We are international

Live from the Support Group Leaders' Summit - The Tough Stuff

| No Comments
This session covered how to handle the stickier issues of running a group. David Girard moderated a panel made up of Jack Aiello, Jerry Walton, Susie Novis, and Robin Tuohy. The whole idea was to spur an open discussion of the tough questions: talking about medical info with your group, talking about loss, support group dynamics, and how to find speakers.

How to handle medical information?
Jerry Walton first addressed this challenge, but soon questions from the group opened it up. It was understood that support group meetings were places that people were going to share medical information. You almost cannot talk about myeloma without talking about treatment and side effects. So how do you communicate medical info to and within your group, understanding that you are not doctors?

What Jerry called the "Newbie Experience" was a big part of the discussion, because newly diagnosed patients need to know how to get information. Many suggestions were shared, including how to find information on the web, the publications from the IMF, and second opinions.

Finding Speakers
Jack Aiello opened this discussion. He suggested that you begin by asking the group how often they want speakers. Most groups want them about half the time or less, because they want time for themselves, to talk and share. When looking for speakers, look for  local myeloma experts. community hem-oncs. An interesting session would be to explore how they work with the experts--the Duries and the Kyles.

Look for nutritionists and physical therapists who have experience with myeloma. Ask the folks in the group, ask other support group leaders, ask your oncologist.

Jerry pointed out that he goes to conferences trolling for speakers. He figures that they have shown by being there that they are willing to speak. And if he finds their sessions of interest, he approaches them. He also said that Drs. Durie and Anderson didn't know it, but they were speakers at his meetings. He used the DVD from the Boca Raton Patient and Family seminar when he didn't have a live speaker.

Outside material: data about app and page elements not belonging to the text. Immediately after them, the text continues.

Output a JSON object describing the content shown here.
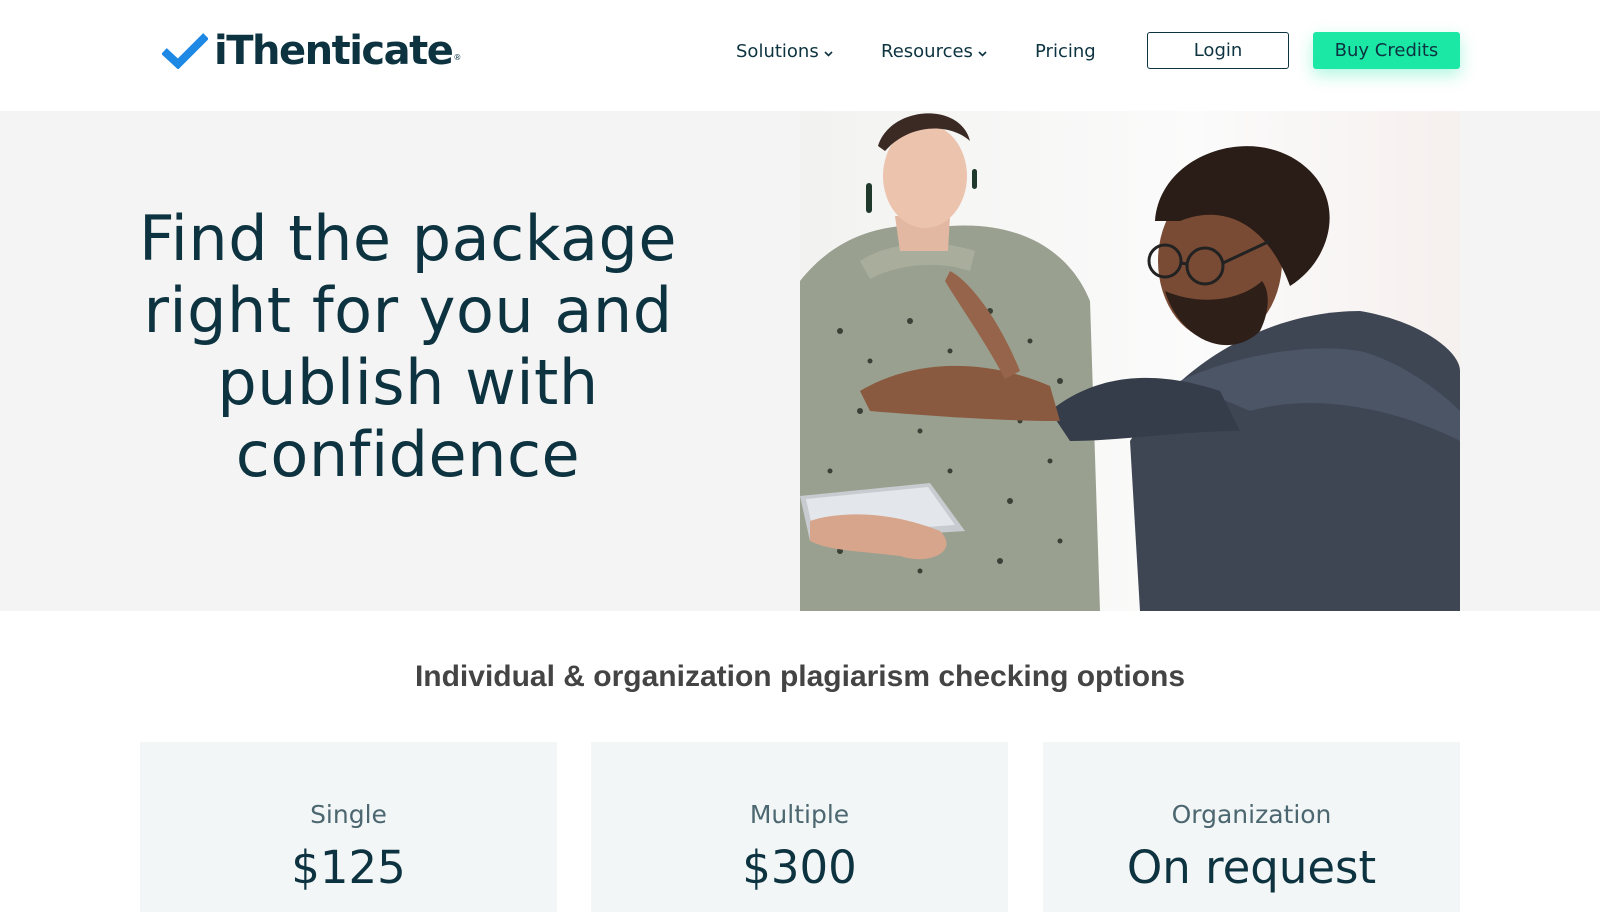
{
  "header": {
    "logo_text": "iThenticate",
    "logo_mark": "®",
    "nav": [
      {
        "label": "Solutions",
        "has_dropdown": true
      },
      {
        "label": "Resources",
        "has_dropdown": true
      },
      {
        "label": "Pricing",
        "has_dropdown": false
      }
    ],
    "login_label": "Login",
    "buy_label": "Buy Credits"
  },
  "hero": {
    "title_lines": [
      "Find the package",
      "right for you and",
      "publish with",
      "confidence"
    ],
    "image": "photo-two-people-with-tablet"
  },
  "section": {
    "heading": "Individual & organization plagiarism checking options"
  },
  "plans": [
    {
      "name": "Single",
      "price": "$125"
    },
    {
      "name": "Multiple",
      "price": "$300"
    },
    {
      "name": "Organization",
      "price": "On request"
    }
  ],
  "colors": {
    "brand_dark": "#0d3340",
    "check_blue": "#1e88e5",
    "accent_green": "#1ce8a6",
    "hero_bg": "#f4f4f4",
    "card_bg": "#f3f6f7"
  },
  "icons": {
    "logo": "checkmark-icon",
    "dropdown": "chevron-down-icon"
  }
}
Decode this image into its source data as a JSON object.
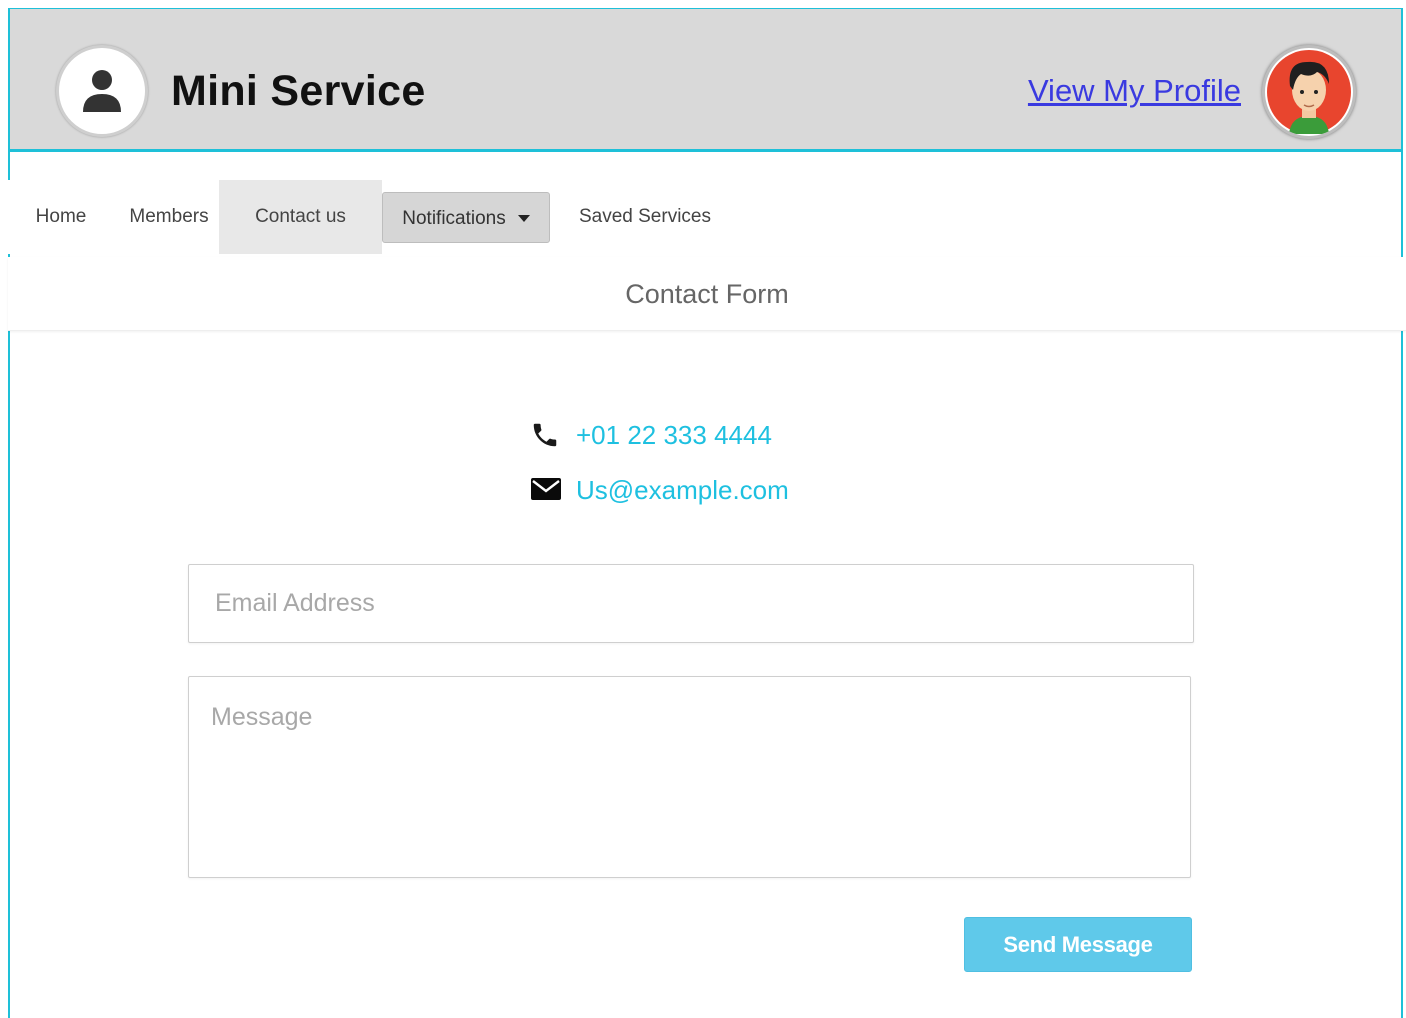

Dealing with Grief
Susie Novis addressed this topic. If there is loss in the group, talk about it, she said. Don't avoid the subject. Celebrate the person's life. Tell stories. "Hey," she said, "I would want people to talk about me after I'm dead." Ask the group what they want to do? If people don't want to participate, they don't have to. Schedule the celebration. Maybe make it at the end of the meeting, so if people feel uncomfortable, they can leave. Invite surviving caregivers to come to the meetings. Make a scrap book with pictures. Just don't ignore the loss.

Group Dynamics
Robin Tuohy closed the session with her topic: Group Dynamics. She started by saying she wanted to put a positive spin on the emotional roller coaster that is the myeloma experience: diagnosis, treatment, remission, relapse. How do you stay positive yourself and help your group members stay positive? She said, that at this summit she could feel the love, and suggested that we take advantage of relationships created at the summit. She asked Susie to talk about the "ten minute rule." There will be times that we need to cry. Okay, cry. Have a really good cry, but set a limit on it. Give yourself permission to cry for ten minutes. And then blow your nose and get back out there.

Robin encouraged us to be proactive. Acknowledge the myeloma experience. Know that at some point, relapse is there. What will you do? Plan. Be a better patient. Use education and research to help keep you on top of the subject. So you know what to do when the day comes. And when it happens, although you are never ready, you will be ready. You will circle the wagons and think about what matters in life most, focus on what's important.

Robin reminded us that it will not always be the myeloma. We are all getting older.

She talked about how to keep members coming back to the group. They come to meetings when they are in treatment, but when they are in remission, they often stop because they think they don't need it right now. Well, when patients are doing well, it is the time for them to give back. They were newbies once, and they learned from those with more experience. Now it is time for them to share with someone who is a newbie. It is their opportunity to help someone else.

Finally she said, "Don't be afraid to ask for help. And don't be afraid to accept help." Have fun. Be prepared.

Someone closed with the frog analogy. When your lily pad starts sinking, you jump to another one.

Great session.

Leave a comment

To subscribe to this blog, enter your email address below: